As an editorial resident here at AIGA, I spend heaps of time on the internet scouring social media and websites for the choicest design news. You’re too busy with your life to do this each week, so I’ve brought all my findings here. Follow along all day every day on Instagram @AIGAeyeondesign and Twitter @aigaeyeondesign

This week I…

…get out and about on the New York subway using Triboro’s new Wrong Color subway maps. Did they get me lost? Hell yeah they did, but they look pretty damn cool, so I’m not sure I mind. Best kept on a studio wall rather than out and about in the city though.


…peruse the shortlists for this year’s Stack Awards for independent magazines. 2016’s awards include Magazine, Launch, Editor, Art Director, and Cover of the Year, best use of Photography and Illustration, Best Original Fiction and Non-Fiction, and Student Magazine of the Year. The shortlists are decidedly impressive, and the winners will be announced on November 29. Look out!

…head down to the Superchief Gallery in Los Angeles to take in their incredible Soft show. The exhibition brings together some incredible illustration talent to make unique pieces of woven art. Most deal with the occult, pornography, fantasy beasts, amazonian warriors and ancient mythology—not really the typical subject matter you find in weaving. But stuff tradition, because the artwork’s magnificent and is only on show for a few more days. Head down and check ‘em out.

Maurizio Cattelan, America
Maurizio Cattelan, America

…wonder how decadent it’s going to feel to take a poop in a golden toilet right in the middle of Manhattan’s Guggenheim Museum.
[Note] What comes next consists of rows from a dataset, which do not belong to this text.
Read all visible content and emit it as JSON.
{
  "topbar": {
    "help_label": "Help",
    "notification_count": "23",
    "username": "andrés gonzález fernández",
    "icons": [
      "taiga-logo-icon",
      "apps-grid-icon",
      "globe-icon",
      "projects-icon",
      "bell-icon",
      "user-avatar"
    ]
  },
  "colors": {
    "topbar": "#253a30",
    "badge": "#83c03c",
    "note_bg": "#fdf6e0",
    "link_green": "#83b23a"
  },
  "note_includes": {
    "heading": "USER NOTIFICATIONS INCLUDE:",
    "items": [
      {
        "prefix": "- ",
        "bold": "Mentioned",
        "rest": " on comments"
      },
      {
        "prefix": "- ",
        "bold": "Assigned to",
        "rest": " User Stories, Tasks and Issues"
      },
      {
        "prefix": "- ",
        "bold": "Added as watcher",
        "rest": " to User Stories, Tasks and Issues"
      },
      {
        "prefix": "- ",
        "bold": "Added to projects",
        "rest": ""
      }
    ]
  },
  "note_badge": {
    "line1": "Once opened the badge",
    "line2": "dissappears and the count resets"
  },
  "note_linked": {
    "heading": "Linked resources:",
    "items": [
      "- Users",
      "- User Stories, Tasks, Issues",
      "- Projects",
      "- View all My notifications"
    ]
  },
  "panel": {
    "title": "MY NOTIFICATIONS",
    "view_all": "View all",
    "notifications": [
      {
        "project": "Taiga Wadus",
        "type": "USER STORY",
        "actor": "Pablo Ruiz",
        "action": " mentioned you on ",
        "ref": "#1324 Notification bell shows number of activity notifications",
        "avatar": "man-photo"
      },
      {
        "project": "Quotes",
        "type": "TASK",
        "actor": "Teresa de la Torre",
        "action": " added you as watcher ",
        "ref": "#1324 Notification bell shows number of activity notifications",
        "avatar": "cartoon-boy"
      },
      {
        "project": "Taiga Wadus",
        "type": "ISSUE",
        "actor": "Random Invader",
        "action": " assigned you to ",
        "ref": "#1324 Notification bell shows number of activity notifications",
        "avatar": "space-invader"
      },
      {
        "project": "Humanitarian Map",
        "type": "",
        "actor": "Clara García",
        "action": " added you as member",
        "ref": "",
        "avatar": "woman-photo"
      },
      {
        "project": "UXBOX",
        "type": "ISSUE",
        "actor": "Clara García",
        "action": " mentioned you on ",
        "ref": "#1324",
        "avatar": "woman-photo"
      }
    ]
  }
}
Maurizio Cattelan’s America is an 18 carat gold (fully functioning) toilet that pays homage to the late, great Duchamp’s Fountain. Unlike Duchamp’s masterwork, this one’s designed to be used, and right now you too can do your business on this glorious golden throne.

…feel bleak with this short Adam Curtis film for Vice, that’s a teaser for his new feature length documentary HyperNormalisation. Without ruining the ending, everything is broken and we’re all screwed. Or at least that’s what Curtis thinks, but he’s always been a bit miserly.